Just last week, the National Resources Defense Council called on the state to release more water from the Shasta Dam so that “this year’s population of endangered winter run chinook salmon eggs and fry from cooking to death in too-hot river temperatures” due to less water.
“If the State Water Board fails to act,” continued the NRDC, “and the U.S. Bureau of Reclamation operates Shasta Dam as it plans to this year, about 80% of endangered winter run salmon will die from temperature-dependent mortality alone.” If the board does adopt the NRDC proposal, the Bureau of Reclamation would not be permitted to drain Shasta Dam to deliver water to its irrigation contractors.
That sets up another battle in the war between the state’s environmentalists and farmers. It’s a clash that Newsom — who is facing a recall election this year — had sought to avoid by issuing his previous, lesser drought declaration.
Those conflicts are taking place in the second year of an already historic drought, after one of the driest years on record in 2020, in the aftermath of California’s worst fire season ever recorded and with 2021’s wildfires already dwarfing those seen at this point in 2020.
The governor did note that Californians have curtailed their average water use by 14% since the start of the state’s previous, five-year drought in 2012.

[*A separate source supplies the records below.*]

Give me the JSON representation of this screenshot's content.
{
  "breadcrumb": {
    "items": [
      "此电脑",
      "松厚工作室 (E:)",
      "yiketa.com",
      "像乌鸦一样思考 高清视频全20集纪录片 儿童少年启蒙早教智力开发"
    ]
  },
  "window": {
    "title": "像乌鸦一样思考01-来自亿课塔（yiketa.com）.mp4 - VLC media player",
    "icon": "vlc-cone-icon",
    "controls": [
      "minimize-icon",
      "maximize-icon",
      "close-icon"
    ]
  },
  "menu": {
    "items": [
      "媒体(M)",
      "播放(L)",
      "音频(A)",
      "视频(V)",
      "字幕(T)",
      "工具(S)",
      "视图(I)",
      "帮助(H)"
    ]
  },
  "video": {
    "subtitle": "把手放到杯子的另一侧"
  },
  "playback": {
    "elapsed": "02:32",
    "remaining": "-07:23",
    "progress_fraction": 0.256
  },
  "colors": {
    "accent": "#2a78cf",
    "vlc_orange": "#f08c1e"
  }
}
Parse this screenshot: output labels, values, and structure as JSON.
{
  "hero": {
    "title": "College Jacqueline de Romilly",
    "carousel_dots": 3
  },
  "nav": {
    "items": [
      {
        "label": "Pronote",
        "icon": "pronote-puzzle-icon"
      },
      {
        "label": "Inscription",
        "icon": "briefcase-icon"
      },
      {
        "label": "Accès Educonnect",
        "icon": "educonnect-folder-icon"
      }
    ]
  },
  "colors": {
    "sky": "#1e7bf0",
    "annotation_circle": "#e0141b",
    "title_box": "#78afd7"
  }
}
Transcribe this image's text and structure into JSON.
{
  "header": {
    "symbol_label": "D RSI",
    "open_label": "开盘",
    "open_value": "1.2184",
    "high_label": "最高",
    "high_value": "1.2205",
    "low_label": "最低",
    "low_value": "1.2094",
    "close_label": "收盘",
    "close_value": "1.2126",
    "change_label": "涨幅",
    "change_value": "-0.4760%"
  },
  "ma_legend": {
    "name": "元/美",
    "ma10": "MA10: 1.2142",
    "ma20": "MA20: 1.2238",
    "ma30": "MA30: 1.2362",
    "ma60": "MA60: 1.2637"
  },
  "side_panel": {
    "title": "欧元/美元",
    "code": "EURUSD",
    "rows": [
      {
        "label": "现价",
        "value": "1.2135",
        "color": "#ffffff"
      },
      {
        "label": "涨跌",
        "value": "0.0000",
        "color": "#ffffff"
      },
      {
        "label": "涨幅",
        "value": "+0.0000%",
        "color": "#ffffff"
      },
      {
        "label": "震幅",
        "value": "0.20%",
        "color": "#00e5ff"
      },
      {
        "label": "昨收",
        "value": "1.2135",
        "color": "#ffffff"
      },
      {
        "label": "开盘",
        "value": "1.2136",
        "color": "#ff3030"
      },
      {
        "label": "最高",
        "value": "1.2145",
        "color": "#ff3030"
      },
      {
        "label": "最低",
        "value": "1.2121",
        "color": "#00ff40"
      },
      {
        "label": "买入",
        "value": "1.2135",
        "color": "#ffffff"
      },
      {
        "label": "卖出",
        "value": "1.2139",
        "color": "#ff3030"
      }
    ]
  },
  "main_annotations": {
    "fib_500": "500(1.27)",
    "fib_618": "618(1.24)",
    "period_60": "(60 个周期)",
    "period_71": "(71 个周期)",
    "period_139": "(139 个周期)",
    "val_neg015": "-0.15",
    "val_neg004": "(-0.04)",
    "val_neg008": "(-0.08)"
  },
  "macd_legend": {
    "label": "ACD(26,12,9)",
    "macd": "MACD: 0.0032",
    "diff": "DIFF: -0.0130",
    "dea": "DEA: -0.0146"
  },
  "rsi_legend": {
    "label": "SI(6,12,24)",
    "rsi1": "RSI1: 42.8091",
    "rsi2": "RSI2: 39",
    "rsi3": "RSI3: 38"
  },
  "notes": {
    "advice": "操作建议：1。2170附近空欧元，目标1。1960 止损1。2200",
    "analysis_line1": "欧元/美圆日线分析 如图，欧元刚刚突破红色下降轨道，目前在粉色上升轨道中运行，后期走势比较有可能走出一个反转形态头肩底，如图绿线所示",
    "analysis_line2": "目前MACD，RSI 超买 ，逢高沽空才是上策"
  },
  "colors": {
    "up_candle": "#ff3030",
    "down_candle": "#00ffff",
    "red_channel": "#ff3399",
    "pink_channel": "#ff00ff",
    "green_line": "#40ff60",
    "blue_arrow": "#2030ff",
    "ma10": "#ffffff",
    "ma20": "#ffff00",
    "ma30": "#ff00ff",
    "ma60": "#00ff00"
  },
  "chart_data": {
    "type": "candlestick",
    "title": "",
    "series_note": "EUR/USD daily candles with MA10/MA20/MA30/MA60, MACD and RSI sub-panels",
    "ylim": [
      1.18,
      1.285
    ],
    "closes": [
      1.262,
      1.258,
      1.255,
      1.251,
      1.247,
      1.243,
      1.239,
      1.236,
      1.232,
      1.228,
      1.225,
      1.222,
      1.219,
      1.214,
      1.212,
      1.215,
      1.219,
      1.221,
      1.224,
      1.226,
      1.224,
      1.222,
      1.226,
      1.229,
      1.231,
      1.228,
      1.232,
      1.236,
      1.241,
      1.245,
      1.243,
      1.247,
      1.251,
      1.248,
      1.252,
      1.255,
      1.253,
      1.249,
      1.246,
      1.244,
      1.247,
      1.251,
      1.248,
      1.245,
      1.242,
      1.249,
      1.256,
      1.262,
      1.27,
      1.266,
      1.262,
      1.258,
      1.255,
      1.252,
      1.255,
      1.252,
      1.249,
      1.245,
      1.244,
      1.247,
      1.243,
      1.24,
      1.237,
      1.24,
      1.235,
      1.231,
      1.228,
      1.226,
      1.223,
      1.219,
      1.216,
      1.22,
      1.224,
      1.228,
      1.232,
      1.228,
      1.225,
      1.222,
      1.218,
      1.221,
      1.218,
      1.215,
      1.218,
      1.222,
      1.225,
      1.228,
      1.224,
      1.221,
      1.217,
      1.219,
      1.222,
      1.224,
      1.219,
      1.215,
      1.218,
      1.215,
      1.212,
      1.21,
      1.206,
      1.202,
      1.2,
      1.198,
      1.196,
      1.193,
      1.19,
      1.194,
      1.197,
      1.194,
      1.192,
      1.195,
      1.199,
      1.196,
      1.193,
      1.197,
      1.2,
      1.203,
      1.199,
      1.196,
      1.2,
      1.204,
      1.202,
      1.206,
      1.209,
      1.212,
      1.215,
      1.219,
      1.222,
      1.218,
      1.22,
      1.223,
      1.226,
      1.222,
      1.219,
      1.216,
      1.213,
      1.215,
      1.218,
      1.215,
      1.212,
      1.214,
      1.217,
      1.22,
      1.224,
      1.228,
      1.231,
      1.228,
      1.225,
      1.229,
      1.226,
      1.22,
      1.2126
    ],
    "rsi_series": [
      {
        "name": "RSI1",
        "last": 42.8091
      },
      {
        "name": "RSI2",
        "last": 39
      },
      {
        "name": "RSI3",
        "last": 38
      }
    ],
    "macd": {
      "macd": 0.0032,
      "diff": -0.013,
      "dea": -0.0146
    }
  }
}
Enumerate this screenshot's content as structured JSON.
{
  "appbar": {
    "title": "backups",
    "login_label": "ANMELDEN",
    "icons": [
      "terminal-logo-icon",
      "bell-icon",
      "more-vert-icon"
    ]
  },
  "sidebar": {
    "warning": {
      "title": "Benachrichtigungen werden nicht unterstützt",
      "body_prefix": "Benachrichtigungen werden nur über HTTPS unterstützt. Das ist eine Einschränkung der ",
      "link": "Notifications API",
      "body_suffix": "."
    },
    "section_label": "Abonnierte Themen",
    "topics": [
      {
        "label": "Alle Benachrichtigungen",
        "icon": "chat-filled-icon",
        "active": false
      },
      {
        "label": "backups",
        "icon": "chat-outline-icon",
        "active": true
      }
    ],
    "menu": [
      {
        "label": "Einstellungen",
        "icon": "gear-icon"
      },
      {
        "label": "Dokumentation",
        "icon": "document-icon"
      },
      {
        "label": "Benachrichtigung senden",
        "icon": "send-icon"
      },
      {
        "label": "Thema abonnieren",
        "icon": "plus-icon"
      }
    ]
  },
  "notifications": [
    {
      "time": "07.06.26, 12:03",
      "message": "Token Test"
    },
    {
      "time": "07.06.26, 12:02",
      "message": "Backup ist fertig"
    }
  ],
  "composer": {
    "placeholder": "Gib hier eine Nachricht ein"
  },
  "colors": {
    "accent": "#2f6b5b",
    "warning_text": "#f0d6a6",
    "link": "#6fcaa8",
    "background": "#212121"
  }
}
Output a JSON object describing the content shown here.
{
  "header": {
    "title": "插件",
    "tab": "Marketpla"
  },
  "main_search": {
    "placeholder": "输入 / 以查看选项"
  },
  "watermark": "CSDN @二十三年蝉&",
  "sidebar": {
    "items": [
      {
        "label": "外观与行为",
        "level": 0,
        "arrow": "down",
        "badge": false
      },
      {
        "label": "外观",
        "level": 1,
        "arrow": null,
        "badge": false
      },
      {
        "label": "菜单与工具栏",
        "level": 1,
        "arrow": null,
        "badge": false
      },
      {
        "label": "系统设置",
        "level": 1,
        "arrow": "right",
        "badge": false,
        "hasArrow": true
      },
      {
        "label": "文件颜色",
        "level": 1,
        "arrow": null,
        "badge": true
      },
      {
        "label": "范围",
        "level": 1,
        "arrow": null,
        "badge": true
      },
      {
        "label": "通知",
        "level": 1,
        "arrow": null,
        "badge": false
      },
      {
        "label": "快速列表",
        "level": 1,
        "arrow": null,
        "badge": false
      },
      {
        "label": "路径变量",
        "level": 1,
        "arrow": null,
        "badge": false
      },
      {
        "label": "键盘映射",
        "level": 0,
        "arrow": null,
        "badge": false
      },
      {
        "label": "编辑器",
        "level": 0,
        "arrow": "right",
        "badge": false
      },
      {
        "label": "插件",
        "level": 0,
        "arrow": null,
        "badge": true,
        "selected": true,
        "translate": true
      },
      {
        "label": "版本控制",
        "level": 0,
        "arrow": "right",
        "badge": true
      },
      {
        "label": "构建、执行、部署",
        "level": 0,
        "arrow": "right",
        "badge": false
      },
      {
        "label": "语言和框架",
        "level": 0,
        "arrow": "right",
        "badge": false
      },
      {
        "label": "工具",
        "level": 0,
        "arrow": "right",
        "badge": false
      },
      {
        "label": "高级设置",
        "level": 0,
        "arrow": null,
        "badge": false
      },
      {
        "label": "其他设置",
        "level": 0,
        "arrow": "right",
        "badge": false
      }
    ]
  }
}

“With the reality of climate change abundantly clear in California, we’re taking urgent action to address acute water supply shortfalls in northern and central California while also building our water resilience to safeguard communities in the decades ahead,” said Governor Newsom. “We’re working with local officials and other partners to protect public health and safety and the environment, and call on all Californians to help meet this challenge by stepping up their efforts to save water.”
In April, the governor signed an emergency proclamation directing state agencies to take immediate action to bolster drought resilience across the state and declaring a State of Emergency in Mendocino and Sonoma counties due to severe drought conditions in the Russian River Watershed.
Notably absent are any Southern California counties where most of the state’s voters live and from which much of the state’s residential water thirst emanates. Newsom did, however, foreshadow an emergency order impacting more of the state’s residents saying, “We are likely…to increase the total number of counties.” He gave no timetable for that decision.
Monday’s drought emergency proclamation adds the following 39 counties to Newsom’s previous action: Del Norte, Humboldt, Siskiyou, Trinity, Alameda, Alpine, Amador, Butte, Calaveras, Colusa, Contra Costa, El Dorado, Fresno, Glenn, Kern, Kings, Lake, Lassen, Madera, Mariposa, Merced, Modoc, Napa, Nevada, Placer, Plumas, Sacramento, San Benito, San Joaquin, Shasta, Sierra, Solano, Stanislaus, Sutter, Tehama, Tulare, Tuolumne, Yolo and Yuba counties. Additionally, the proclamation provides new authority for the existing drought emergency announced on April 21 for Mendocino and Sonoma counties.